BEGIN

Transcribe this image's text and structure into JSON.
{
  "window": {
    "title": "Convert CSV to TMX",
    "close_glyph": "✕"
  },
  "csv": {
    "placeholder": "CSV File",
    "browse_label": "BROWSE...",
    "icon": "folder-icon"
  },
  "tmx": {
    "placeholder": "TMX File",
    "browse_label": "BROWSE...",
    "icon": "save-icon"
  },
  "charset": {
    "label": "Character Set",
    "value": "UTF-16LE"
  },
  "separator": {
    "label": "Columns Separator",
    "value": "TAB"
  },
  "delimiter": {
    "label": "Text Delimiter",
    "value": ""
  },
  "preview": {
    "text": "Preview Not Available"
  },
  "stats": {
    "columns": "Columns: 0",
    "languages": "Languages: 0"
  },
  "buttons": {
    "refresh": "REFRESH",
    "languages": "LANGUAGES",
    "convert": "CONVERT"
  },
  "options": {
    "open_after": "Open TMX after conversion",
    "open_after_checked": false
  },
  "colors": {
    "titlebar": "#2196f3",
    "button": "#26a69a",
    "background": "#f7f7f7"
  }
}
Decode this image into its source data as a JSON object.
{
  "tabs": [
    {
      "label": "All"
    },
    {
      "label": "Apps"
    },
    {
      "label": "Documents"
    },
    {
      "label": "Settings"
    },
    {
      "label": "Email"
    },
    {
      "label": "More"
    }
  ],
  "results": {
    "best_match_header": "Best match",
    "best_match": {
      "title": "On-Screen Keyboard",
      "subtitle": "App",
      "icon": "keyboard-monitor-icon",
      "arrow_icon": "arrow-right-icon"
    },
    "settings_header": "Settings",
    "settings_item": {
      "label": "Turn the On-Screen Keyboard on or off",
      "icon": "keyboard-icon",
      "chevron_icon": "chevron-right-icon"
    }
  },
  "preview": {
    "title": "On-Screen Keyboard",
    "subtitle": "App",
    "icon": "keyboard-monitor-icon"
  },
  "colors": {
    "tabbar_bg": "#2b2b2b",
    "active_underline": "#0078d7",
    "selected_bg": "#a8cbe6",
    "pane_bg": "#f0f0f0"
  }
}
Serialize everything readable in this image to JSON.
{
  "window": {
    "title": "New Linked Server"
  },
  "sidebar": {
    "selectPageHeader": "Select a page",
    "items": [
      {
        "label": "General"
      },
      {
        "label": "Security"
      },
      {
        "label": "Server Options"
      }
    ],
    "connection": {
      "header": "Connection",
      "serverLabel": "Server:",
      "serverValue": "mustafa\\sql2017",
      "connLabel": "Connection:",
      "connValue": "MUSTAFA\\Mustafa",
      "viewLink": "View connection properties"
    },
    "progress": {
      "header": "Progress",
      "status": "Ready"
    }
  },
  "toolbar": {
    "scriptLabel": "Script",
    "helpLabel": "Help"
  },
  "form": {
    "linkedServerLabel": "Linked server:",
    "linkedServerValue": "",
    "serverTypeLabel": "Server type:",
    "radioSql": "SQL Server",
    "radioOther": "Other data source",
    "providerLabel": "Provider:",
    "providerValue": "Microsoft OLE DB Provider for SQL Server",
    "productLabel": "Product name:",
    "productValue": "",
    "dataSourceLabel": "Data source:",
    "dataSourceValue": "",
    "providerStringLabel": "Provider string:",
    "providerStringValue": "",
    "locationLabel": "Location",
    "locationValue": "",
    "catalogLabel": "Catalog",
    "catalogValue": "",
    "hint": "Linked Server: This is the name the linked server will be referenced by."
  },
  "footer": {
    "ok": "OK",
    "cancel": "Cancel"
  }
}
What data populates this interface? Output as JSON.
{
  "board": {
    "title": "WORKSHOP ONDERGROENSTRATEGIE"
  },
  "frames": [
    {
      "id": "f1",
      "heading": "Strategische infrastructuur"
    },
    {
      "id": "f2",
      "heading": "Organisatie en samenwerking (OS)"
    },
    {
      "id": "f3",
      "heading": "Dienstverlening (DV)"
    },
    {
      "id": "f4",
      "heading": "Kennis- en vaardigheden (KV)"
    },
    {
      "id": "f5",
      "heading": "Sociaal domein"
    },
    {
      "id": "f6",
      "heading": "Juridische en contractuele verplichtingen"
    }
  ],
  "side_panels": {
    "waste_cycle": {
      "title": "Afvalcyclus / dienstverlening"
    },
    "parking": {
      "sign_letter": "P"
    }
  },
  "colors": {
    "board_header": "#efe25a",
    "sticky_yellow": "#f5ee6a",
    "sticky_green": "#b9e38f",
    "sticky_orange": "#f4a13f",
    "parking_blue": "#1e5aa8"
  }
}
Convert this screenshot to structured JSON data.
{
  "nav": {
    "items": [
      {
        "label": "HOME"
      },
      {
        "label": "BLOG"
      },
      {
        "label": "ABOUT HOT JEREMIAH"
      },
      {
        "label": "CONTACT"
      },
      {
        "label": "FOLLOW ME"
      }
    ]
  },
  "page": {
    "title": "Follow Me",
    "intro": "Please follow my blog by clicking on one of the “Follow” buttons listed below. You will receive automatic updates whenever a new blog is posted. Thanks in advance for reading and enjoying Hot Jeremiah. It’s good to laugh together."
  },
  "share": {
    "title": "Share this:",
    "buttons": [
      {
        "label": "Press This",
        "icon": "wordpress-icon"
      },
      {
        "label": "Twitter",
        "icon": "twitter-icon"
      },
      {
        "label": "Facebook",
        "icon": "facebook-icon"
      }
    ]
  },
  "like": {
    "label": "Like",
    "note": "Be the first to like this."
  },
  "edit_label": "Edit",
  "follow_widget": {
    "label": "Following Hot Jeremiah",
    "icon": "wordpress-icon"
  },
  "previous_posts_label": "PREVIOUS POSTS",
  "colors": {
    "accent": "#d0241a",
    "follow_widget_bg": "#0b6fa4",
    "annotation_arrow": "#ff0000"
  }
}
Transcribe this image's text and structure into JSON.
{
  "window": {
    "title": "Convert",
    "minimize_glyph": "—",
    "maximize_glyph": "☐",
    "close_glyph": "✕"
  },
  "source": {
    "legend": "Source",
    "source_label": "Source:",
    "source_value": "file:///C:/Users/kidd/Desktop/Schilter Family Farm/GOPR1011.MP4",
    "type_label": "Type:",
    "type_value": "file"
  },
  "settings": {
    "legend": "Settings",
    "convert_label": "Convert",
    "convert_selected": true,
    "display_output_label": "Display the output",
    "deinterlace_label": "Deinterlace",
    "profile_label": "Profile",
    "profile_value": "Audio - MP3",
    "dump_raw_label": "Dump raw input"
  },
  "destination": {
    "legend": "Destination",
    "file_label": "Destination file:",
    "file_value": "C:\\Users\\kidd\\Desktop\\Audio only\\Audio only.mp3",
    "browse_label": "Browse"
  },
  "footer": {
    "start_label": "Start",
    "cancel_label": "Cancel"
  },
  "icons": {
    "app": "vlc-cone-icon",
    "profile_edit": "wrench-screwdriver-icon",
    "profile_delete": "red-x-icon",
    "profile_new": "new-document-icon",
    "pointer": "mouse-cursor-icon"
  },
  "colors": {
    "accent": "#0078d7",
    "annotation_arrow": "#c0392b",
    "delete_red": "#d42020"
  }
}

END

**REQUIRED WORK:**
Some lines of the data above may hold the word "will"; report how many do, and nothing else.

**SOLUTION TO THIS TASK:**
2